JOINT BASE SAN ANTONIO-LACKLAND, Texas —
I’ve been a proponent of innovation for the majority of my more than 32-year Air Force career. I feel so strongly about the importance of having an environment of innovation in the workplace that I made it one of my leadership priorities when I first became a commander in the mid-1990s.
If you’re not innovating, then you’re not “advancing the ball;” you’re not getting better. If you could have talked with Henry Ford after he made the Model T, you might have asked him why there was any reason to be better? The car was functional and it did the job. Well, as you innovate you find out there are more efficient, better, smarter and faster ways to do the job, and it’s more fun! For organizations to remain relevant, they have to innovate at some level.
Ideally, we work in innovative organizations where people are just innovating on their own, without leadership pulling it out of them. Those tend to be more mature organizations that have developed that culture.
We’re not there yet in AFIMSC, but we’re on the path to get there. It takes time. You have to develop a culture of innovation, determine where you want to innovate, and then implement it with buy-in from the team. Innovation is critical to remaining relevant, and in the military it’s certainly critical to staying ahead of the enemy.
The first step you need to take is to tell people about it. Then you have to set up the mechanisms to support it. Like a corporate CEO, my job as commander is to continue to push the message, connect members of the team and set up a structure for innovation that can be self-sustaining. That’s the basics.
Then you have to convince people they can do it and eventually want to do it. That’s my job, too, along with leaders at every level. You have to convince the members of the team we mean it, and the only way you can do that is by taking their innovations and implementing them. I call this “getting innovation to market.” If it’s not a good idea, then you tell them why it isn’t and give suggestions on how to make it better.
A big part of innovation is getting people to be creative about what they do, and it can happen at all levels. It doesn’t have to come up through the commander or corporate structure for implementation in the enterprise.
It can be as simple as just sitting around in your office and figuring out better ways to do things. That’s why empowerment is so closely tied to innovation. To have an innovative organization, you have to empower people to implement their improvements. If everything takes a two-year trip through the bureaucracy, it’s not going to happen.
The good news: it’s becoming easier to innovate in the Air Force, because senior leaders are working hard to make it easier. In our corner of the world, we’re realizing what an opportunity we have at AFIMSC. We’re getting over the difficulty of change and embracing the opportunity we have for the entire Agile Combat Support community. That’s almost half the Air Force!

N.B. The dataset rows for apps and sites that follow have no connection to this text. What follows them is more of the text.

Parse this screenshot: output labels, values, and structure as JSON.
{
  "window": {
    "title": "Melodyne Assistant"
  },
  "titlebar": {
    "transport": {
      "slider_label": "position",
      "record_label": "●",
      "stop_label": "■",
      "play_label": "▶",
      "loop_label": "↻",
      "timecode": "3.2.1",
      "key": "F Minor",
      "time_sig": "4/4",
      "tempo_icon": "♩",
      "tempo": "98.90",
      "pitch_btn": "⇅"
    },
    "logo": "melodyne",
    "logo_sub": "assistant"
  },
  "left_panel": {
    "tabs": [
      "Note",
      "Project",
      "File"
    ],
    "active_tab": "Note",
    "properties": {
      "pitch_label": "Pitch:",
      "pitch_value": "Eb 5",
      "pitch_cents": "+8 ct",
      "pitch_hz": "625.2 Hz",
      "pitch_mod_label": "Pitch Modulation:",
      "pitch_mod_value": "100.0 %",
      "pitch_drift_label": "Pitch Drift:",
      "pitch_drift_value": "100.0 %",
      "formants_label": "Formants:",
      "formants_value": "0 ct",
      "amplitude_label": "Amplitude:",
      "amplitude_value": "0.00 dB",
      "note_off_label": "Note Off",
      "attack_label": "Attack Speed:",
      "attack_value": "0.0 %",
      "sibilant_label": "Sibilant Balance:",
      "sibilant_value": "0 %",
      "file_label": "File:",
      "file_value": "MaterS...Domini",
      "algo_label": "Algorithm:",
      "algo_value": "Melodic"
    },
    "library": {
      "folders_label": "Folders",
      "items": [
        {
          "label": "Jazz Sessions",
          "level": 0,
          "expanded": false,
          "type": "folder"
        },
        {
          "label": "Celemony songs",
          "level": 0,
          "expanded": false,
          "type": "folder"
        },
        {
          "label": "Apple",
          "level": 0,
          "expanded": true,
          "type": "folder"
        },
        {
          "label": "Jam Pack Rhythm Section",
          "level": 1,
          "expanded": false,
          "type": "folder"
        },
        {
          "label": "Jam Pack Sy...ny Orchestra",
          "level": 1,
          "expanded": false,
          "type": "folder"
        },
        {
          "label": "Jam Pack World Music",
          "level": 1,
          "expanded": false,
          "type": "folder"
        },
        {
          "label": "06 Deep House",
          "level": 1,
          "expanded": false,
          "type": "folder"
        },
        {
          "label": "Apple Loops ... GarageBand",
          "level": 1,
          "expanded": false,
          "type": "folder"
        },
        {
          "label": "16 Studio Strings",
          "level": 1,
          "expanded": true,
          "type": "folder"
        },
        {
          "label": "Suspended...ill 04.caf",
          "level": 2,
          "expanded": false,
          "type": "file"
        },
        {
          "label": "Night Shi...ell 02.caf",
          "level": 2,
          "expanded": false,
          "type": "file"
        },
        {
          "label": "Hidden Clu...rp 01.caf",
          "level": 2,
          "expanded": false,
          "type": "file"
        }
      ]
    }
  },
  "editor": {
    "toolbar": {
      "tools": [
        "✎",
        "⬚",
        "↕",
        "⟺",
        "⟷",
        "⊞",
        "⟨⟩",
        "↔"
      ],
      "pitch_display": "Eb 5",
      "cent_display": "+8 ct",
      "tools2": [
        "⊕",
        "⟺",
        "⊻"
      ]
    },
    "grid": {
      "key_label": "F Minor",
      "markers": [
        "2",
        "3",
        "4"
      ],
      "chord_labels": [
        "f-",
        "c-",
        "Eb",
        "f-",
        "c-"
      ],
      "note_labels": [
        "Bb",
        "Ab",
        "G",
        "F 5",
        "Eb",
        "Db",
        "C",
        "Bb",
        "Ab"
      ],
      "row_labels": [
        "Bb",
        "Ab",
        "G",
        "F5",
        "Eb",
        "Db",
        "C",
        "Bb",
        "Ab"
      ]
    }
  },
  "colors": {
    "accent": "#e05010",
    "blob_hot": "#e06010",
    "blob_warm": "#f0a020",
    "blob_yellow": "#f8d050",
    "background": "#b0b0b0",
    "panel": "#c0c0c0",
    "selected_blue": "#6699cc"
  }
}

The Innovation Rodeo we conducted in January was our first deliberate effort to get innovations from the field. Now we need to set up that perpetual motion machine that merges people, ideas and the desire to do things differently with the platform and processes to get it done.
In order to make AFIMSC succeed as a new Air Force organization -- to put us on the map -- just doing a good job was not going to do it. Just executing the 150 capabilities that transitioned to us from Air Force and the MAJCOMs was not going to do it. Innovation was what is selling our enterprise as a good idea.
We’re innovative because of the way we were put together. We’re setting up the structure to support innovation and now we have to prove it over time.
We’ve made great strides on the innovation front in the two-plus years since we reached full operational capability. We’re tracking 54 active initiatives right now.
These are Air Force-level efforts, and who knows how many are just below the surface working in local offices and other places like that? We offer the opportunity for the Air Force to bring installation and mission support innovation from innovator to market with agility because we own the I&MS market and we can do it within our own enterprise.
In a little more than two years, we’ve seen innovation take hold with such initiatives as the Installation and Mission Support Weapons and Tactics Conference, the only innovation forum for ACS.
Our Installation Health Assessment is giving leaders critical data never before available to help them make more informed infrastructure investment decisions.
And the Alpha Warrior fitness strategy is changing how we stay fit for life! These programs are already having a huge impact on Air Force mission success and there are no limits to what they can do as we mature them. And right behind them are a ton more ideas that will make the Air Force more capable and lethal -- these are exciting times!